DSCN4274There’s a haze and hush in the air, and a chill…

DSCN4289…but that doesn’t deter a game of boules in Montmartre.

DSCN4446There’s a particular beauty to Paris when it shivers.

Identity Crisis

January 21, 2013

One of the supposed cultural differences between French and Americans is the manner in which strangers make small talk. I’m generalizing here, but apparently an American will end any and every introduction with “And what do you do?” while a French person wants to know who you are. The implication is that the French understand a person’s identity is more than what they do to make a living.

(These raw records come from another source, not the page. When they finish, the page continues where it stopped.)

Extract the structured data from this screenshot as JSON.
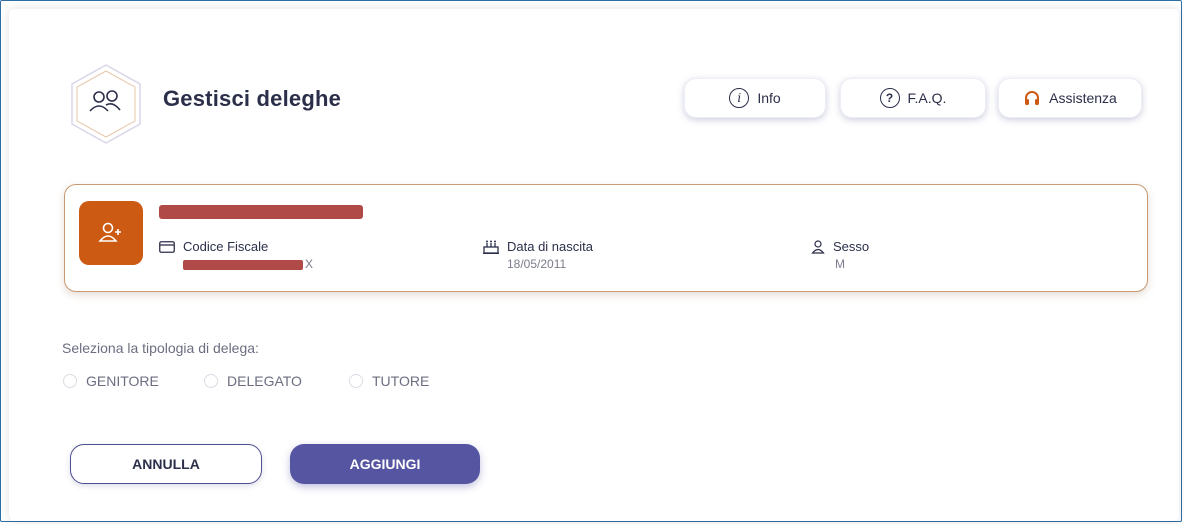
{
  "header": {
    "title": "Gestisci deleghe",
    "buttons": {
      "info": "Info",
      "faq": "F.A.Q.",
      "assist": "Assistenza"
    }
  },
  "person": {
    "cf_label": "Codice Fiscale",
    "cf_value_suffix": "X",
    "dob_label": "Data di nascita",
    "dob_value": "18/05/2011",
    "sex_label": "Sesso",
    "sex_value": "M"
  },
  "delega": {
    "prompt": "Seleziona la tipologia di delega:",
    "options": [
      "GENITORE",
      "DELEGATO",
      "TUTORE"
    ]
  },
  "actions": {
    "cancel": "ANNULLA",
    "add": "AGGIUNGI"
  },
  "colors": {
    "accent": "#5655a2",
    "orange": "#cc5a13",
    "card_border": "#c89a72"
  }
}
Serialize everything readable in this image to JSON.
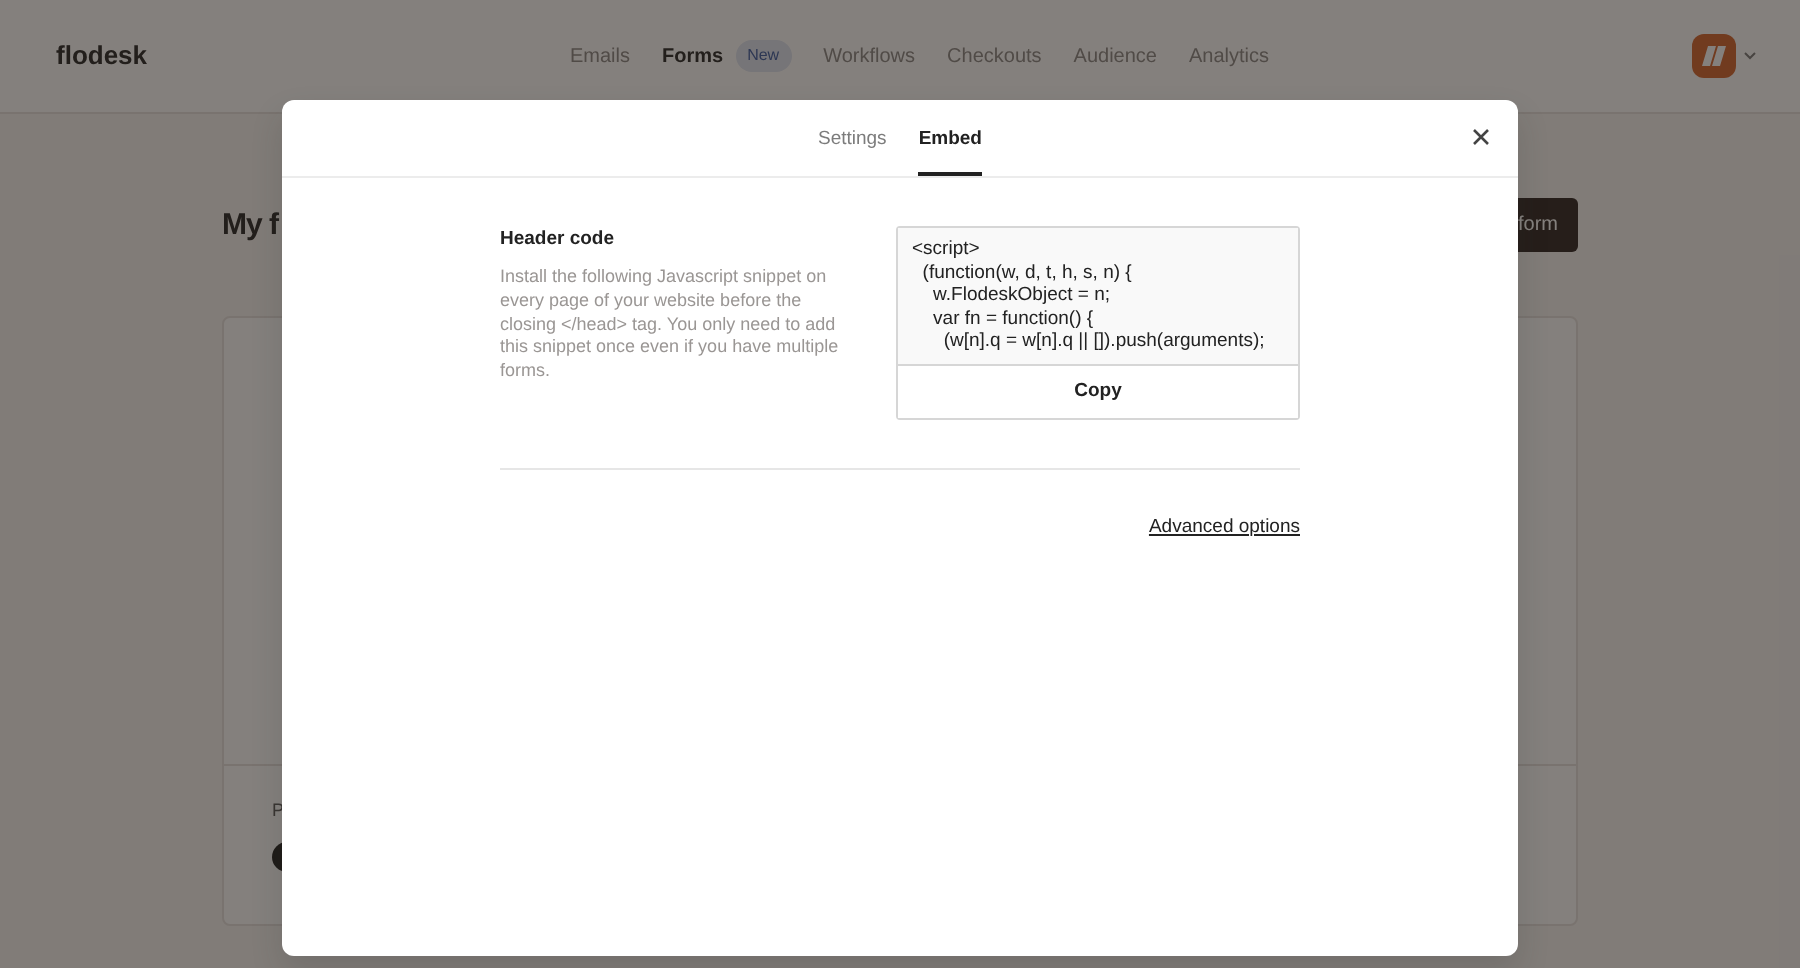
{
  "header": {
    "logo": "flodesk",
    "nav": [
      {
        "label": "Emails",
        "selected": false
      },
      {
        "label": "Forms",
        "selected": true,
        "badge": "New"
      },
      {
        "label": "Workflows",
        "selected": false
      },
      {
        "label": "Checkouts",
        "selected": false
      },
      {
        "label": "Audience",
        "selected": false
      },
      {
        "label": "Analytics",
        "selected": false
      }
    ]
  },
  "page": {
    "title": "My f",
    "button": "form",
    "card_label": "P"
  },
  "modal": {
    "tabs": [
      {
        "label": "Settings",
        "selected": false
      },
      {
        "label": "Embed",
        "selected": true
      }
    ],
    "section": {
      "title": "Header code",
      "description": "Install the following Javascript snippet on every page of your website before the closing </head> tag. You only need to add this snippet once even if you have multiple forms.",
      "code": "<script>\n  (function(w, d, t, h, s, n) {\n    w.FlodeskObject = n;\n    var fn = function() {\n      (w[n].q = w[n].q || []).push(arguments);",
      "copy_button": "Copy"
    },
    "link": "Advanced options"
  }
}
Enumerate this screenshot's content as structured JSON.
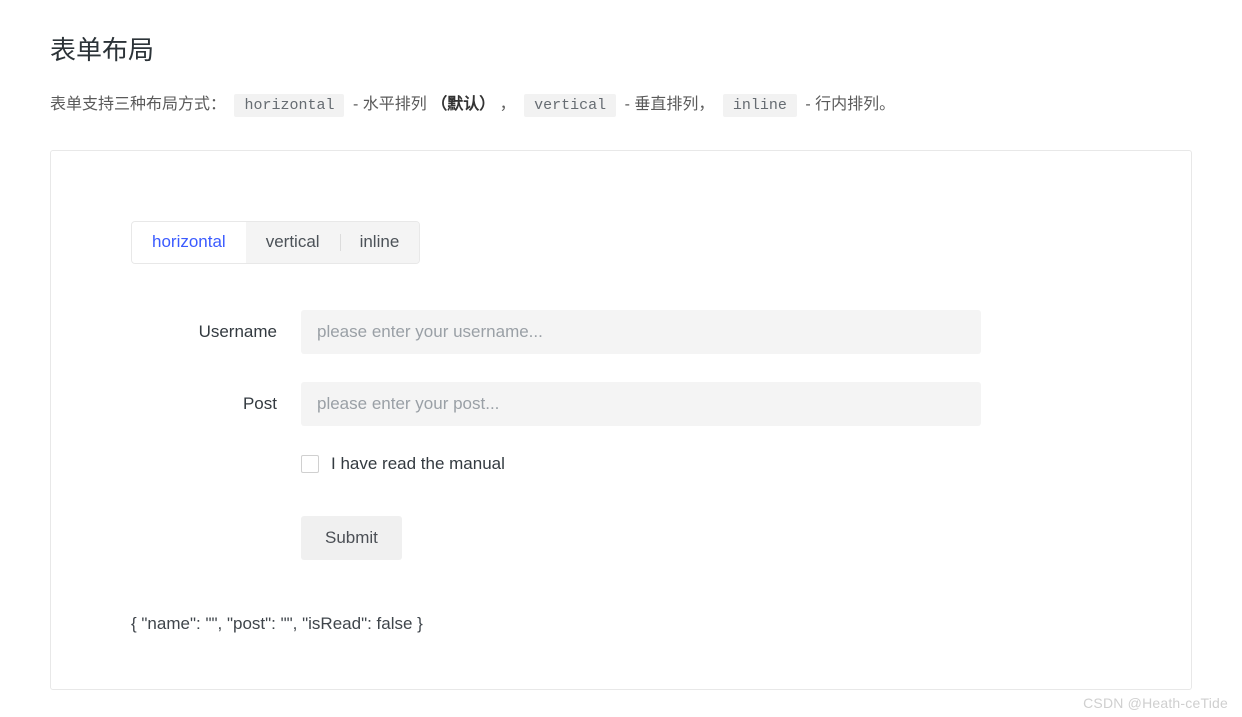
{
  "header": {
    "title": "表单布局",
    "intro_prefix": "表单支持三种布局方式：",
    "modes": [
      {
        "code": "horizontal",
        "desc": "水平排列",
        "default": true
      },
      {
        "code": "vertical",
        "desc": "垂直排列",
        "default": false
      },
      {
        "code": "inline",
        "desc": "行内排列。",
        "default": false
      }
    ],
    "default_marker": "（默认）",
    "separator_dash": " - ",
    "separator_comma": "，"
  },
  "demo": {
    "radio": {
      "options": [
        "horizontal",
        "vertical",
        "inline"
      ],
      "active_index": 0
    },
    "fields": {
      "username": {
        "label": "Username",
        "placeholder": "please enter your username...",
        "value": ""
      },
      "post": {
        "label": "Post",
        "placeholder": "please enter your post...",
        "value": ""
      },
      "isRead": {
        "label": "I have read the manual",
        "checked": false
      }
    },
    "submit_label": "Submit",
    "state_dump": "{ \"name\": \"\", \"post\": \"\", \"isRead\": false }"
  },
  "watermark": "CSDN @Heath-ceTide"
}
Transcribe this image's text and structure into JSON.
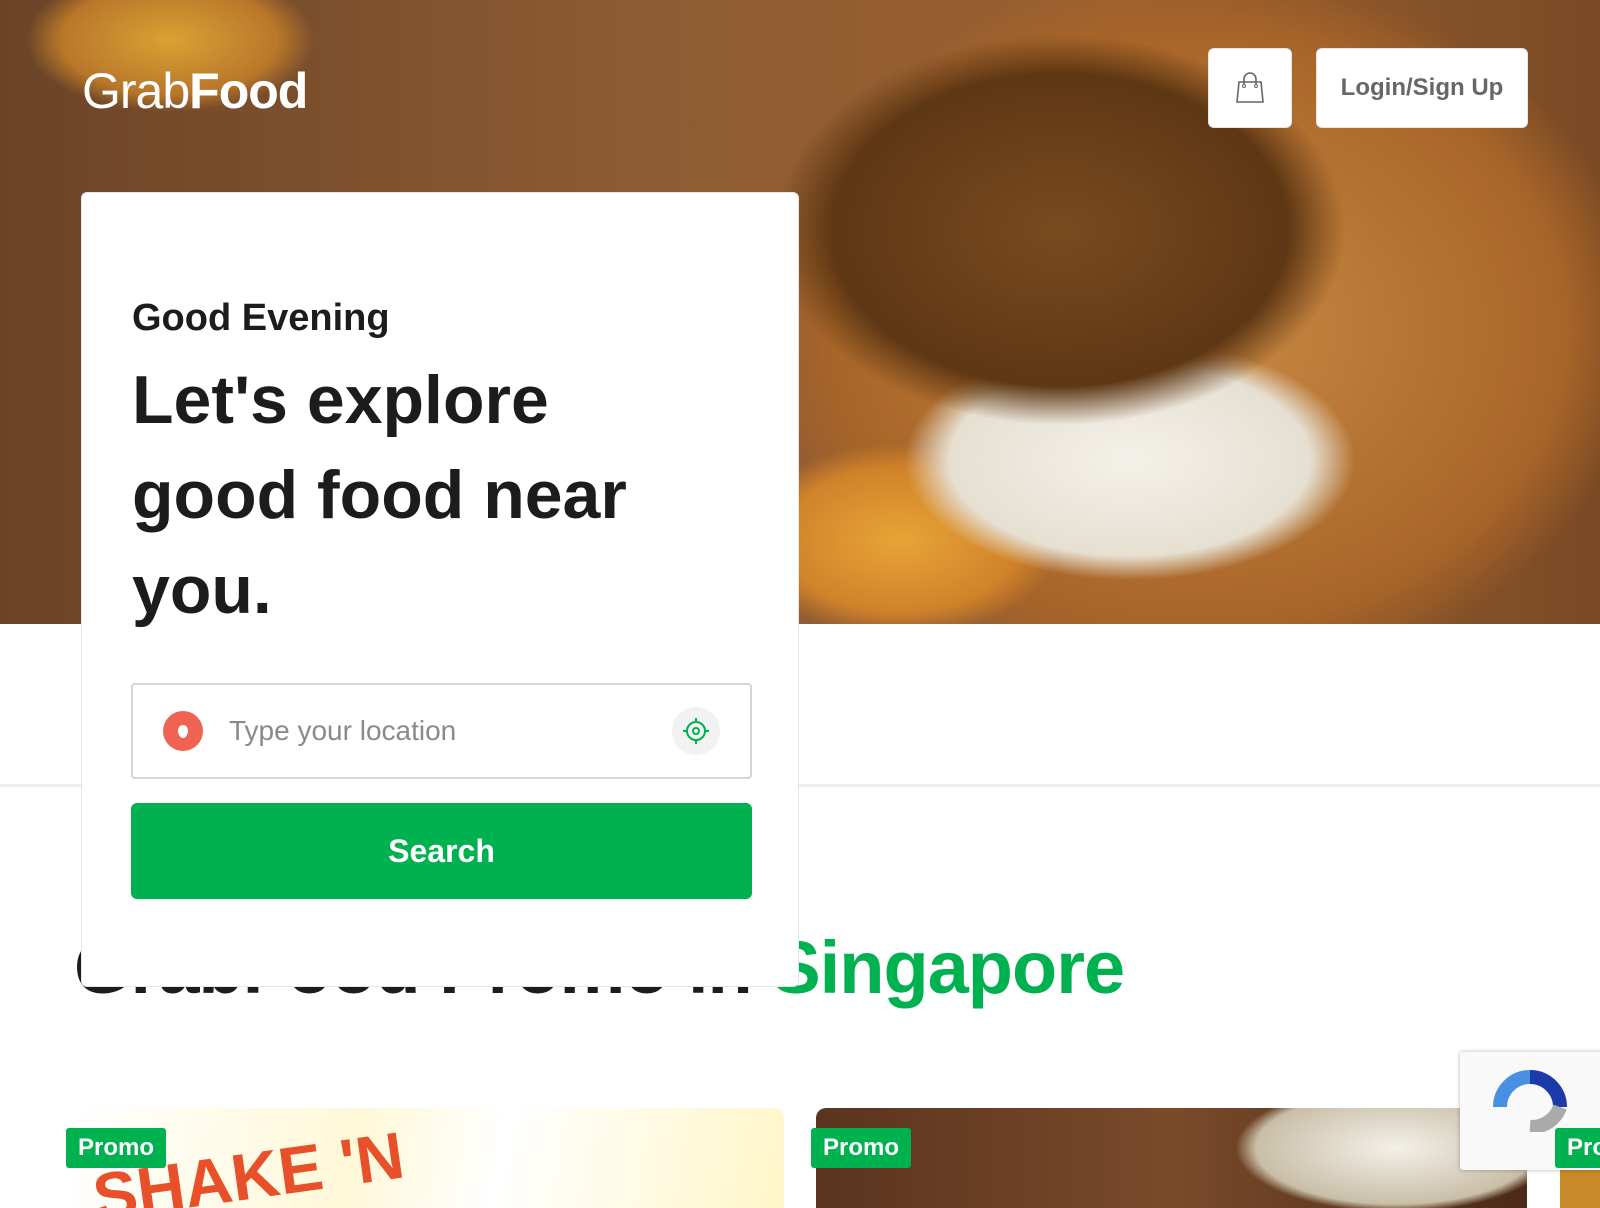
{
  "header": {
    "logo": "GrabFood",
    "logo_grab": "Grab",
    "logo_food": "Food",
    "login_label": "Login/Sign Up",
    "cart_icon": "shopping-bag-icon"
  },
  "search_card": {
    "greeting": "Good Evening",
    "headline": "Let's explore good food near you.",
    "location_placeholder": "Type your location",
    "location_value": "",
    "search_label": "Search",
    "pin_icon": "location-pin-icon",
    "gps_icon": "crosshair-icon"
  },
  "promo_section": {
    "title_prefix": "GrabFood Promo in ",
    "title_highlight": "Singapore",
    "cards": [
      {
        "badge": "Promo",
        "image_text": "SHAKE 'N"
      },
      {
        "badge": "Promo"
      },
      {
        "badge": "Promo"
      }
    ]
  },
  "colors": {
    "brand_green": "#00b14f",
    "pin_red": "#ee6352"
  }
}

It’s ironic, then, that a recent French film should so effectively and movingly demonstrate the risks of allowing what you do to become who you are. What are you left with, after all, if what you do becomes impossible? Read the rest of this entry »